If nothing else, think of the latest craze that swept the world of its feet – Pokemon Go. Employing AR combined the mobile game with real-life places and landscapes, while sending the players into outside world quests. Even if sometimes the two realities clashed and some people faced various types of dangers, the success of this game managed to put AR back into the spotlight, at times when VR is facing slow growth. Other developers saw the opportunity to launch their Pokemon Go –inspired apps, so the AR trend gained traction.

Virtual Reality desperately needs specially tailored apps, dedicated hardware, seamless integration between them and seems more complicated to orchestrate than AR. (Mind you, “seems” is the key word here, because surely there must be AR software that takes a lot of time and hard work to deliver, just as VR programs do.) However, it is realistic to say that VR is facing (slightly) difficult times.

 

What advantages do push AR in front of VR?

Another important element is that VR, as TechCrunch mentions, is superior to what the smartphones can offer. In fact, the authors say that it will always be superior, but one never knows what the future holds in terms of phone design and capabilities, so we thought of applying here the old saying of “never say never”. So VR requires much more advanced hardware than our current smartphones hold. Therefore, advantage AR…

All things considered (besides those mentioned above, there are also others), AR is fit for smartphones.

  • It is appealing, due to the fact that it restores the user’s relationship with their surroundings;
  • It also enables local experiences, thus attracting marketers;
  • It is visually pleasing, while allowing the user to include it in his/her usual activities;

(Because it is not disruptive in the way VR is, by conditioning the entire experience through the need of complete immersion into the virtual.)

  • Both Google and Apple test (or already built AR solutions) into their products;
  • It has been around for a while and people expect it to bloom in the next-gen series of smartphones.

 

Is it a race we are witnessing or are the two technologies completing each other?

The answer to this question depends on where we stand when addressing it. As we’ve mentioned above, some consider smartphones are destined for AR. Others might design VR applications that go with enhanced mobiles, thus making the two technologies compete on the same devices’ segment.
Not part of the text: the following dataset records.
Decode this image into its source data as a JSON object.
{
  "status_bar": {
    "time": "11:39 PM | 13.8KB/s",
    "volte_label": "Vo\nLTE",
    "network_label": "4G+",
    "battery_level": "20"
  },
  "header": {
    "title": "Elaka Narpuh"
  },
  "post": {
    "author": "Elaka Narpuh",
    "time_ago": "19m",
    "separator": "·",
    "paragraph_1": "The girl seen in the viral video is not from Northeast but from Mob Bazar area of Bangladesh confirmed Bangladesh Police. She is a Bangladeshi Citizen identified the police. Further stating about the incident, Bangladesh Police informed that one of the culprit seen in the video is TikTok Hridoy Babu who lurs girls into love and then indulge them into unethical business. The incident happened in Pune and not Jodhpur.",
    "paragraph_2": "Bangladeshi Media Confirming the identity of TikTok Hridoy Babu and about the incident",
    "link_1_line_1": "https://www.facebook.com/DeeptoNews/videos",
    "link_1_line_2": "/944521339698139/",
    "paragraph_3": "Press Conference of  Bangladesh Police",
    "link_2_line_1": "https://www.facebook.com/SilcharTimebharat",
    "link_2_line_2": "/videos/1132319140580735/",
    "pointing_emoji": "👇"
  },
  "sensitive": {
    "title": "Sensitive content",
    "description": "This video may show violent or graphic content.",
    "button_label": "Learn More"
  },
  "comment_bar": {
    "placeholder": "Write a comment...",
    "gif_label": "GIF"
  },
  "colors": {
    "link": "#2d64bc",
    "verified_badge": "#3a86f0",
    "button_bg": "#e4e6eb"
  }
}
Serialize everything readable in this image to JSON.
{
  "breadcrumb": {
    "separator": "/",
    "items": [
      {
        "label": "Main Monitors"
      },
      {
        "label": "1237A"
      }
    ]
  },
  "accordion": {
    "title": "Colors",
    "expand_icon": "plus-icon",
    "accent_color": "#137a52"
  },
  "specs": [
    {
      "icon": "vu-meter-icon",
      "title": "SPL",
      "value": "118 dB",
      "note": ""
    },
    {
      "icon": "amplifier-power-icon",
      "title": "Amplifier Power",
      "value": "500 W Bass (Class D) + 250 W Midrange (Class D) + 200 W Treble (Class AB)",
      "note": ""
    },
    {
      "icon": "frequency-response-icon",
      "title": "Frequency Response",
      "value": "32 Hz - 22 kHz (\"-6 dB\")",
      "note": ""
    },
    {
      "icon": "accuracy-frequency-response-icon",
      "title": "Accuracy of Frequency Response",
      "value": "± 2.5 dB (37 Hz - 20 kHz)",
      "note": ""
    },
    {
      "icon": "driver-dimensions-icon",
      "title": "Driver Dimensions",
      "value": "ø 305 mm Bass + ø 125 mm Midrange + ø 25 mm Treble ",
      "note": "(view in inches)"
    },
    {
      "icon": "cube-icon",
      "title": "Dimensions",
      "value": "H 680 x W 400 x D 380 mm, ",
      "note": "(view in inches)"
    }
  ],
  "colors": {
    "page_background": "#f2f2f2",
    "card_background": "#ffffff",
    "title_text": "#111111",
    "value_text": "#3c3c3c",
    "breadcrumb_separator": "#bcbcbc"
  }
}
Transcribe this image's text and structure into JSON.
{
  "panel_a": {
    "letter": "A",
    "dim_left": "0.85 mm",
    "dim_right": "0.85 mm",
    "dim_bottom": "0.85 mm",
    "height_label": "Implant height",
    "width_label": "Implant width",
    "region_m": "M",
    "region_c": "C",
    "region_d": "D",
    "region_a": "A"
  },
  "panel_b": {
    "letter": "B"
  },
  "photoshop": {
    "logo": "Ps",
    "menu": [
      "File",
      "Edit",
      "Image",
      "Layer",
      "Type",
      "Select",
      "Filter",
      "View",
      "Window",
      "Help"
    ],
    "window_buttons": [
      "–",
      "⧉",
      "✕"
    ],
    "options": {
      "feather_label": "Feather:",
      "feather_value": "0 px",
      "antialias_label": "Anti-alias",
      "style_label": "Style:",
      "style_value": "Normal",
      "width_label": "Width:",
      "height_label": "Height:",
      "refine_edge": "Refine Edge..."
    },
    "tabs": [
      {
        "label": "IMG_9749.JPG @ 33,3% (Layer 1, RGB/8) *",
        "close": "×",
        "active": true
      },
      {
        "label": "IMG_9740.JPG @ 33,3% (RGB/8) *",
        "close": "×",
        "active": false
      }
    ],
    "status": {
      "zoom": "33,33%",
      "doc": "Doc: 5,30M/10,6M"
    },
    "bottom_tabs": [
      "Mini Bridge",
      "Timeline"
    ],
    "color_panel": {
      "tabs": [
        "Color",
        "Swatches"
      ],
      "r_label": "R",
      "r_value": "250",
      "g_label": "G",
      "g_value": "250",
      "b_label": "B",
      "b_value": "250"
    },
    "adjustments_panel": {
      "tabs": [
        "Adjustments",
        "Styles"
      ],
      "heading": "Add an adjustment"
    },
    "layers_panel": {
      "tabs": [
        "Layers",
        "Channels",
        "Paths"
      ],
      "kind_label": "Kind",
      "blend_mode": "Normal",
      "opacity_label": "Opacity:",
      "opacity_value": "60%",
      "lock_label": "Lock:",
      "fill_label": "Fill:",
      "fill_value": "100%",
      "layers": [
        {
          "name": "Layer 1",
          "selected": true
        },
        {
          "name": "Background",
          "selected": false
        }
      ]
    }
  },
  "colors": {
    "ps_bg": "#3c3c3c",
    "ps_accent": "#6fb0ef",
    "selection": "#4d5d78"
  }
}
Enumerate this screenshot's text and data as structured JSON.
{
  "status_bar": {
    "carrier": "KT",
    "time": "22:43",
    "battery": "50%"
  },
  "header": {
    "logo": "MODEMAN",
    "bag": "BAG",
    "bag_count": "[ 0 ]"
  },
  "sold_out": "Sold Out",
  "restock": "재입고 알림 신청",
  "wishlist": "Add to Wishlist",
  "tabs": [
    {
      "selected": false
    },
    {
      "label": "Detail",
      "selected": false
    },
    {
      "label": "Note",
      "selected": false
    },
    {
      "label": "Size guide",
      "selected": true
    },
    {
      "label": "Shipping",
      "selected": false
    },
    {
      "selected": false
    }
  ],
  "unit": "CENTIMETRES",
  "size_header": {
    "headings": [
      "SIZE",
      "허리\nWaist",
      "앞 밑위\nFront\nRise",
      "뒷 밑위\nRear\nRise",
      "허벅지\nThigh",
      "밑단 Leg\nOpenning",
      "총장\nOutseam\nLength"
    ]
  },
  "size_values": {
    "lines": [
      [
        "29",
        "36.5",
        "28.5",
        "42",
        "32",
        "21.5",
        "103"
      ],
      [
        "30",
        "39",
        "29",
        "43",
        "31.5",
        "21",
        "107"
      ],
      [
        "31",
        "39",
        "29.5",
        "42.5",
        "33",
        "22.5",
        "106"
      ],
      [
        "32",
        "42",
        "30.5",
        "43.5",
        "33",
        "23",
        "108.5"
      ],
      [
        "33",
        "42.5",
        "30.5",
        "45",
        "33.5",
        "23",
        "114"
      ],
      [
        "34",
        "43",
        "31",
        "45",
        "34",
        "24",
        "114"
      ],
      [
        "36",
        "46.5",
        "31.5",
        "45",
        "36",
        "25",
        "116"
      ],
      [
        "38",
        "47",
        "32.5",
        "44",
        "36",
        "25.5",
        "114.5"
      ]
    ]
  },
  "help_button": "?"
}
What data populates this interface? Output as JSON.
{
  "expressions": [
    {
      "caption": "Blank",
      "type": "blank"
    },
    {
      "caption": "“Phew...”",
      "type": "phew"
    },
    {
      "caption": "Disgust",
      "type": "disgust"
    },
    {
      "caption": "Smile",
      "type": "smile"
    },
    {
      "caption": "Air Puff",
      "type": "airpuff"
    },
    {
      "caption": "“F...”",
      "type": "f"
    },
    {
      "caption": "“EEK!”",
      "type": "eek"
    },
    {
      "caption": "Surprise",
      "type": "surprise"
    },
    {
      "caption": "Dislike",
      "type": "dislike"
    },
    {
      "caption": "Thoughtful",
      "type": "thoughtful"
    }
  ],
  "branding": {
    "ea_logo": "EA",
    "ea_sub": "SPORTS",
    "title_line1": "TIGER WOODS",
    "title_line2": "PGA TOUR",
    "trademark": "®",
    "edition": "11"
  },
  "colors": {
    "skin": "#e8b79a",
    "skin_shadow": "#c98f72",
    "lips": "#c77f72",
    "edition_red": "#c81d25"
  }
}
On the other hand, those investing in VR lead us to believe that, once perfected, the VR technology will be like no other. Therefore, there will be no question of any competition between AR and VR, just because we will witness VR going out of AR’s league, so to say. This remains to be seen. Until then, it seems that throwing VR into investment-related conversations still has a magic effect. Yet there are many who wonder how much until the magic wears off, if the promises that raised so much enthusiasm don’t deliver sometime soon.

The race seems shifty – depending upon elements that the large audience has little access to, if any. Elements laying within the R&D divisions of various companies, ranging from tech giants to small startups. And, of course, the Canvy Team knows all about R&D activities and putting bright ideas into practice.

Perhaps one day, the photos you assign to your Canvy contacts would become AR-enabled images. For now, we provide a visually fun canvas of contacts, bright-colored and organized by your interaction degree with each contact.